After two years of lackluster returns, the price of a single coin soared more than 100% this year — putting bitcoin on track for its best annual performance since 2013. A wave of exuberance carried bitcoin from around $90 in January of that year to an all-time high of $1, 242.
Bitcoin’s market capitalization sailed past $14.5 billion as the price of a single coin traded as high as $913 a coin on Friday, according to Coin Market Cap, as its market capitalization to sail past the $14 billion mark, eclipsing the market value of, say, Twitter Inc.
Bitcoin analysts attribute this year’s advance to several factors: increasing adoption of bitcoin among professional investors, improving market fundamentals and a perception that the world’s largest economies are growing increasingly unstable.
“You’re talking about the eurozone fracturing, you’re talking about the Chinese yuan devaluation, you’re talking about Trump’s curveballs, ” said Charles Hayter, founder and CEO of CryptoCompare, a company engaged in bitcoin data and analytics.
The shift in bitcoin’s valuation is only part of the story. Trading volume has also increased dramatically in 2016, peaking at more than $330 million a day over the summer. Finally, the bitcoin market is liquid enough to allow professional traders to enter and exit positions without losing their shirt, as Hayter put it.

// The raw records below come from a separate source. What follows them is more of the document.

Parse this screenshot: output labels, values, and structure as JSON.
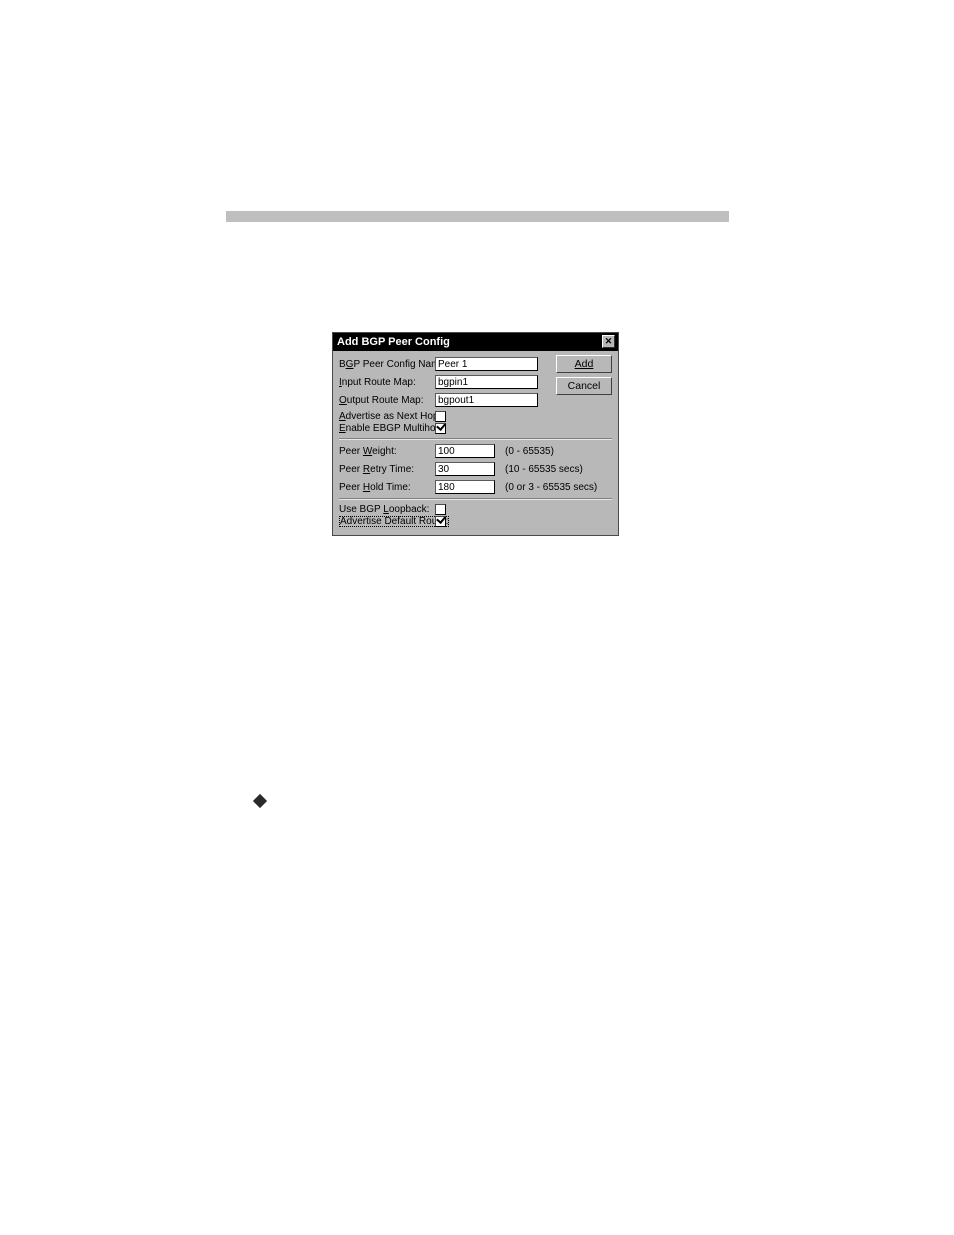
{
  "dialog": {
    "title": "Add BGP Peer Config",
    "buttons": {
      "add": "Add",
      "cancel": "Cancel"
    },
    "fields": {
      "name": {
        "label_pre": "B",
        "label_ul": "G",
        "label_post": "P Peer Config Name:",
        "value": "Peer 1"
      },
      "input_map": {
        "label_ul": "I",
        "label_post": "nput Route Map:",
        "value": "bgpin1"
      },
      "output_map": {
        "label_ul": "O",
        "label_post": "utput Route Map:",
        "value": "bgpout1"
      },
      "adv_nh": {
        "label_ul": "A",
        "label_post": "dvertise as Next Hop:",
        "checked": false
      },
      "ebgp_mh": {
        "label_ul": "E",
        "label_post": "nable EBGP Multihop:",
        "checked": true
      },
      "weight": {
        "label_pre": "Peer ",
        "label_ul": "W",
        "label_post": "eight:",
        "value": "100",
        "hint": "(0 - 65535)"
      },
      "retry": {
        "label_pre": "Peer ",
        "label_ul": "R",
        "label_post": "etry Time:",
        "value": "30",
        "hint": "(10 - 65535 secs)"
      },
      "hold": {
        "label_pre": "Peer ",
        "label_ul": "H",
        "label_post": "old Time:",
        "value": "180",
        "hint": "(0 or 3 - 65535 secs)"
      },
      "loopback": {
        "label_pre": "Use BGP ",
        "label_ul": "L",
        "label_post": "oopback:",
        "checked": false
      },
      "adv_def": {
        "label": "Advertise Default Route:",
        "checked": true
      }
    }
  }
}
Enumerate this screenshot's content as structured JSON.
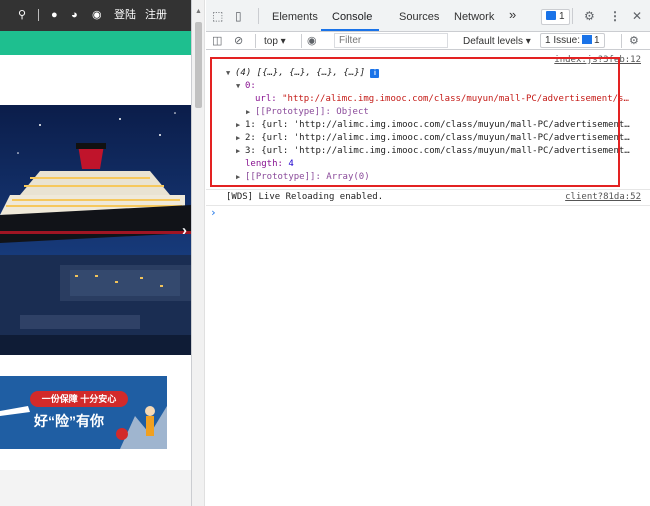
{
  "site": {
    "topbar": {
      "search_icon": "search-icon",
      "qq_icon": "qq-icon",
      "weibo_icon": "weibo-icon",
      "wechat_icon": "wechat-icon",
      "login_label": "登陆",
      "register_label": "注册"
    },
    "nav_color": "#1ebf8f",
    "banner": {
      "next_arrow": "›"
    },
    "ad": {
      "pill_text": "一份保障 十分安心",
      "slogan": "好“险”有你"
    }
  },
  "devtools": {
    "tabs": {
      "elements": "Elements",
      "console": "Console",
      "sources": "Sources",
      "network": "Network",
      "more": "»",
      "message_count": "1"
    },
    "toolbar": {
      "context": "top",
      "filter_placeholder": "Filter",
      "levels": "Default levels",
      "issues_prefix": "1 Issue:",
      "issues_count": "1"
    },
    "console": {
      "source1": "index.js?3feb:12",
      "summary": "(4) [{…}, {…}, {…}, {…}]",
      "info_badge": "i",
      "item0_key": "0:",
      "item0_url_key": "url:",
      "item0_url_val": "\"http://alimc.img.imooc.com/class/muyun/mall-PC/advertisement/s…",
      "proto_obj": "[[Prototype]]: Object",
      "item1": "1: {url: 'http://alimc.img.imooc.com/class/muyun/mall-PC/advertisement…",
      "item2": "2: {url: 'http://alimc.img.imooc.com/class/muyun/mall-PC/advertisement…",
      "item3": "3: {url: 'http://alimc.img.imooc.com/class/muyun/mall-PC/advertisement…",
      "length_key": "length:",
      "length_val": "4",
      "proto_arr": "[[Prototype]]: Array(0)",
      "wds": "[WDS] Live Reloading enabled.",
      "source2": "client?81da:52",
      "prompt": "›"
    }
  }
}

In September 2015, the U.S. Commodity Futures Trading Commission declared bitcoin and other digital currencies to be commodities falling under its purview. By this standard, bitcoin has been the best performer in its asset class, surpassing coffee (up 9.6%), soybeans (15%), crude oil (43.1%) and gold (6.7%).

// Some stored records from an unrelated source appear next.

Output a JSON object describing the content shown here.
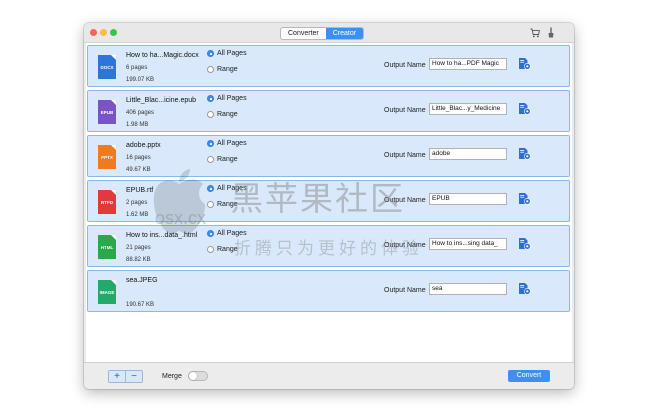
{
  "toolbar": {
    "tabs": [
      {
        "label": "Converter",
        "active": false
      },
      {
        "label": "Creator",
        "active": true
      }
    ],
    "cart_icon": "cart-icon",
    "brush_icon": "brush-icon"
  },
  "files": [
    {
      "name": "How to ha...Magic.docx",
      "pages": "6 pages",
      "size": "199.07 KB",
      "icon_label": "DOCX",
      "color": "#2b77d8",
      "radio": [
        "All Pages",
        "Range"
      ],
      "output_label": "Output Name",
      "output_value": "How to ha...PDF Magic"
    },
    {
      "name": "Little_Blac...icine.epub",
      "pages": "406 pages",
      "size": "1.98 MB",
      "icon_label": "EPUB",
      "color": "#7b53c9",
      "radio": [
        "All Pages",
        "Range"
      ],
      "output_label": "Output Name",
      "output_value": "Little_Blac...y_Medicine"
    },
    {
      "name": "adobe.pptx",
      "pages": "16 pages",
      "size": "49.67 KB",
      "icon_label": "PPTX",
      "color": "#f07a1f",
      "radio": [
        "All Pages",
        "Range"
      ],
      "output_label": "Output Name",
      "output_value": "adobe"
    },
    {
      "name": "EPUB.rtf",
      "pages": "2 pages",
      "size": "1.62 MB",
      "icon_label": "RTFD",
      "color": "#e23a3a",
      "radio": [
        "All Pages",
        "Range"
      ],
      "output_label": "Output Name",
      "output_value": "EPUB"
    },
    {
      "name": "How to ins...data_.html",
      "pages": "21 pages",
      "size": "88.82 KB",
      "icon_label": "HTML",
      "color": "#2aa84a",
      "radio": [
        "All Pages",
        "Range"
      ],
      "output_label": "Output Name",
      "output_value": "How to ins...sing data_"
    },
    {
      "name": "sea.JPEG",
      "pages": "",
      "size": "190.67 KB",
      "icon_label": "IMAGE",
      "color": "#25a868",
      "radio": [],
      "output_label": "Output Name",
      "output_value": "sea"
    }
  ],
  "bottom": {
    "add_label": "+",
    "remove_label": "−",
    "merge_label": "Merge",
    "merge_on": false,
    "convert_label": "Convert"
  },
  "watermark": {
    "name": "黑苹果社区",
    "domain": "osx.cx",
    "slogan": "折腾只为更好的体验"
  },
  "colors": {
    "accent": "#3d8ff3",
    "row_bg": "#d9e9fb",
    "row_border": "#8fb8e6"
  }
}
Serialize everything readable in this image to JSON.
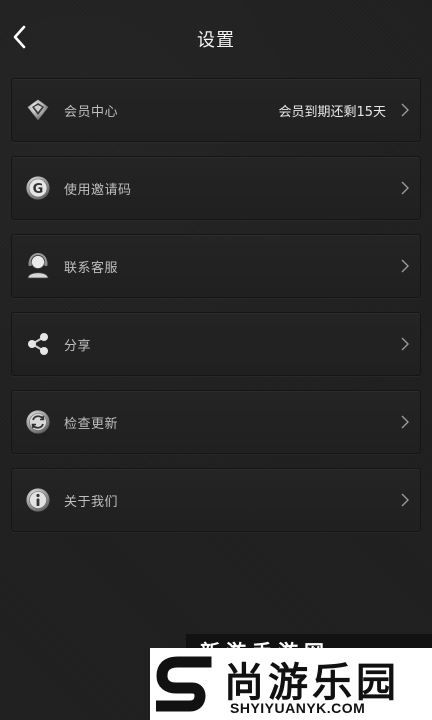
{
  "header": {
    "title": "设置",
    "back_icon": "back-arrow-icon"
  },
  "menu": [
    {
      "label": "会员中心",
      "value": "会员到期还剩15天",
      "icon": "diamond-icon"
    },
    {
      "label": "使用邀请码",
      "value": "",
      "icon": "invite-code-icon"
    },
    {
      "label": "联系客服",
      "value": "",
      "icon": "customer-service-icon"
    },
    {
      "label": "分享",
      "value": "",
      "icon": "share-icon"
    },
    {
      "label": "检查更新",
      "value": "",
      "icon": "update-icon"
    },
    {
      "label": "关于我们",
      "value": "",
      "icon": "info-icon"
    }
  ],
  "watermark": {
    "top_text": "新游手游网",
    "chinese": "尚游乐园",
    "english": "SHYIYUANYK.COM"
  },
  "colors": {
    "background": "#1f1f1f",
    "item_background": "#232323",
    "title_text": "#f2f2f2",
    "label_text": "#bfbfbf"
  }
}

On a percentage basis, a few other cryptocurrencies may have outperformed bitcoin, but their extremely low valuations mean they’re largely irrelevant to the global investing community. One example is Ethereum, the world’s second-largest cryptocurrency. In January, a single ether token was worth $1. Now, it’s worth $7. Its price peaked above $20.

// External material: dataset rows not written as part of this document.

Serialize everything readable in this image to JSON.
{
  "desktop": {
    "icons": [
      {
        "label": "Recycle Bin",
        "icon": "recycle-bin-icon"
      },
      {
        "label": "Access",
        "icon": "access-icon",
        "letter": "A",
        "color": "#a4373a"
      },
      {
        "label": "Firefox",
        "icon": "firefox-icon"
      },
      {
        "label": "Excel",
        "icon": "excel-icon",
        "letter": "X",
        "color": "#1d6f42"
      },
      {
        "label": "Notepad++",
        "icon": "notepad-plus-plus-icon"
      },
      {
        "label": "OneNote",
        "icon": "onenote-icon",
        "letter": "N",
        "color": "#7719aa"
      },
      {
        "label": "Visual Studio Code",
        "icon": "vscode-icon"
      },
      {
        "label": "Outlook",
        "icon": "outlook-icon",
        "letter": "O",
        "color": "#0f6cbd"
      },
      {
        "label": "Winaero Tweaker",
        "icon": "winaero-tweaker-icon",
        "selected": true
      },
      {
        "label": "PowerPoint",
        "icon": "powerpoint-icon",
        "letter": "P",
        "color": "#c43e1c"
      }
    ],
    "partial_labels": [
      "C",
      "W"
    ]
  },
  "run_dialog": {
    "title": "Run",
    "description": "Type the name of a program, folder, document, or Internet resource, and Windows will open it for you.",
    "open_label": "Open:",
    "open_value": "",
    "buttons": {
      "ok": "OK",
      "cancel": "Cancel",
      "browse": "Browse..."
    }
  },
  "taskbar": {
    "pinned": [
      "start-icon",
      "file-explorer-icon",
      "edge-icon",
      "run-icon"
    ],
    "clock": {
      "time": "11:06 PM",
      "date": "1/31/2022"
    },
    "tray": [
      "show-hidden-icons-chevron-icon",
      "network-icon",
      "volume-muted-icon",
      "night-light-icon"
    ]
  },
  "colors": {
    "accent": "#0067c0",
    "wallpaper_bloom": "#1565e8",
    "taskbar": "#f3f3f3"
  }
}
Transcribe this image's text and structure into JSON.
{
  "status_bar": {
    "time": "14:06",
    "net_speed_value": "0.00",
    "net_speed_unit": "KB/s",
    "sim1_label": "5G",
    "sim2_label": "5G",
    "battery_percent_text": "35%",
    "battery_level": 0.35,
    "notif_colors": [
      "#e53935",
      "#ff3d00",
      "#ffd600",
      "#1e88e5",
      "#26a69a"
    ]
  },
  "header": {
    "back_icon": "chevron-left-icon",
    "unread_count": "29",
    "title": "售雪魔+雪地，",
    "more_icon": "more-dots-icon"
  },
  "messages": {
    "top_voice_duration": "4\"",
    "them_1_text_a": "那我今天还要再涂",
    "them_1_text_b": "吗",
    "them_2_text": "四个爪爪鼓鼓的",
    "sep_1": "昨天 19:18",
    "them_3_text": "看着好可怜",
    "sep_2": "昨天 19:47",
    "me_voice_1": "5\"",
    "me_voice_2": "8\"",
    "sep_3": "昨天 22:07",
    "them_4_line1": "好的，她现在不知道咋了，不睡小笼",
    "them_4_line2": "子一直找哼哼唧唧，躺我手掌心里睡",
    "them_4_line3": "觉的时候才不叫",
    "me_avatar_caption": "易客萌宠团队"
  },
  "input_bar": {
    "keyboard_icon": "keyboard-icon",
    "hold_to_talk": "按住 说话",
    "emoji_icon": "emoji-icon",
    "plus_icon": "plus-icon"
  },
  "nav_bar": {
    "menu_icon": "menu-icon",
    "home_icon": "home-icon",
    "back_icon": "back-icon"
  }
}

Investors who’ve held on to bitcoin since the price collapsed in 2014 should be thanking the Chinese government. Trading volume on Chinese cryptocurrency exchanges outpaced volume in the U.S. by several orders of magnitude, Hayter said, signifying a massive increase in demand among Chinese investors.
The sharp decline in the value of the Chinese yuan, also known as the renminbi, has been widely credited for this surge. China’s central bank has tried to slow the currency’s decline by liquidating some of its foreign currency reserves, but still the dollar has risen more than 7% to about 7 yuan — the Chinese currency’s weakest level since 2008.
However, whether this demand is sustainable is unclear. Until recently, Chinese authorities had grudgingly tolerated bitcoin, but that could soon change: In November, Bloomberg reported that the Chinese government is exploring ways to stop citizens from using the digital currency to bypass the country’s stringent capital controls.
Institutional investors warm to bitcoin
Slowly but surely, institutional investors are warming to bitcoin.
Over the past year, the Bitcoin Investment Trust GBTC, +3.29% , an investment vehicle launched in 2013 by Grayscale, a subsidiary of the Digital Currency Group Co., has seen its assets under management more than double, from $60 million on Dec. 31, 2015, to $139.5 million as of Wednesday.